### Exercise goal
This exercise calls for the data below to be retyped exactly, minus any images.

--*--

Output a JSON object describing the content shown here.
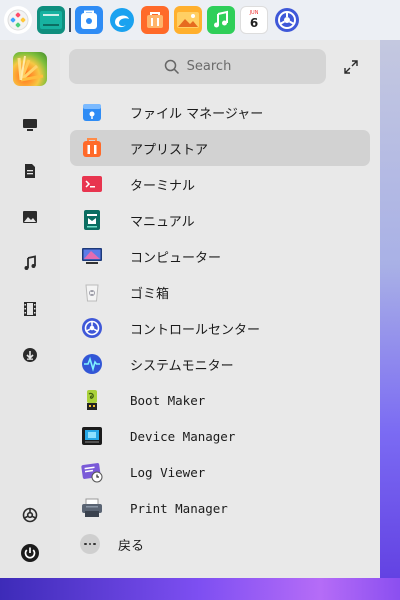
{
  "search": {
    "placeholder": "Search"
  },
  "dock": {
    "icons": [
      "launcher-icon",
      "file-manager-icon",
      "app-store-icon",
      "browser-icon",
      "store-bag-icon",
      "image-viewer-icon",
      "music-icon",
      "calendar-icon",
      "control-center-icon"
    ],
    "calendar": {
      "month": "JUN",
      "day": "6"
    }
  },
  "sidebar": {
    "items": [
      {
        "icon": "computer-icon"
      },
      {
        "icon": "document-icon"
      },
      {
        "icon": "picture-icon"
      },
      {
        "icon": "music-note-icon"
      },
      {
        "icon": "video-icon"
      },
      {
        "icon": "download-icon"
      }
    ],
    "bottom": [
      {
        "icon": "settings-icon"
      },
      {
        "icon": "power-icon"
      }
    ]
  },
  "apps": [
    {
      "label": "ファイル マネージャー",
      "icon": "file-manager-icon",
      "selected": false
    },
    {
      "label": "アプリストア",
      "icon": "app-store-icon",
      "selected": true
    },
    {
      "label": "ターミナル",
      "icon": "terminal-icon",
      "selected": false
    },
    {
      "label": "マニュアル",
      "icon": "manual-icon",
      "selected": false
    },
    {
      "label": "コンピューター",
      "icon": "computer-icon",
      "selected": false
    },
    {
      "label": "ゴミ箱",
      "icon": "trash-icon",
      "selected": false
    },
    {
      "label": "コントロールセンター",
      "icon": "control-center-icon",
      "selected": false
    },
    {
      "label": "システムモニター",
      "icon": "system-monitor-icon",
      "selected": false
    },
    {
      "label": "Boot Maker",
      "icon": "boot-maker-icon",
      "selected": false
    },
    {
      "label": "Device Manager",
      "icon": "device-manager-icon",
      "selected": false
    },
    {
      "label": "Log Viewer",
      "icon": "log-viewer-icon",
      "selected": false
    },
    {
      "label": "Print Manager",
      "icon": "printer-icon",
      "selected": false
    }
  ],
  "back": {
    "label": "戻る"
  },
  "colors": {
    "selected_row": "#d2d2d2",
    "panel_bg": "#e9e9e9",
    "dock_bg": "#eceff4"
  }
}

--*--

### Written solution
Output a JSON object describing the content shown here.
{
  "search": {
    "placeholder": "Search"
  },
  "dock": {
    "icons": [
      "launcher-icon",
      "file-manager-icon",
      "app-store-icon",
      "browser-icon",
      "store-bag-icon",
      "image-viewer-icon",
      "music-icon",
      "calendar-icon",
      "control-center-icon"
    ],
    "calendar": {
      "month": "JUN",
      "day": "6"
    }
  },
  "sidebar": {
    "items": [
      {
        "icon": "computer-icon"
      },
      {
        "icon": "document-icon"
      },
      {
        "icon": "picture-icon"
      },
      {
        "icon": "music-note-icon"
      },
      {
        "icon": "video-icon"
      },
      {
        "icon": "download-icon"
      }
    ],
    "bottom": [
      {
        "icon": "settings-icon"
      },
      {
        "icon": "power-icon"
      }
    ]
  },
  "apps": [
    {
      "label": "ファイル マネージャー",
      "icon": "file-manager-icon",
      "selected": false
    },
    {
      "label": "アプリストア",
      "icon": "app-store-icon",
      "selected": true
    },
    {
      "label": "ターミナル",
      "icon": "terminal-icon",
      "selected": false
    },
    {
      "label": "マニュアル",
      "icon": "manual-icon",
      "selected": false
    },
    {
      "label": "コンピューター",
      "icon": "computer-icon",
      "selected": false
    },
    {
      "label": "ゴミ箱",
      "icon": "trash-icon",
      "selected": false
    },
    {
      "label": "コントロールセンター",
      "icon": "control-center-icon",
      "selected": false
    },
    {
      "label": "システムモニター",
      "icon": "system-monitor-icon",
      "selected": false
    },
    {
      "label": "Boot Maker",
      "icon": "boot-maker-icon",
      "selected": false
    },
    {
      "label": "Device Manager",
      "icon": "device-manager-icon",
      "selected": false
    },
    {
      "label": "Log Viewer",
      "icon": "log-viewer-icon",
      "selected": false
    },
    {
      "label": "Print Manager",
      "icon": "printer-icon",
      "selected": false
    }
  ],
  "back": {
    "label": "戻る"
  },
  "colors": {
    "selected_row": "#d2d2d2",
    "panel_bg": "#e9e9e9",
    "dock_bg": "#eceff4"
  }
}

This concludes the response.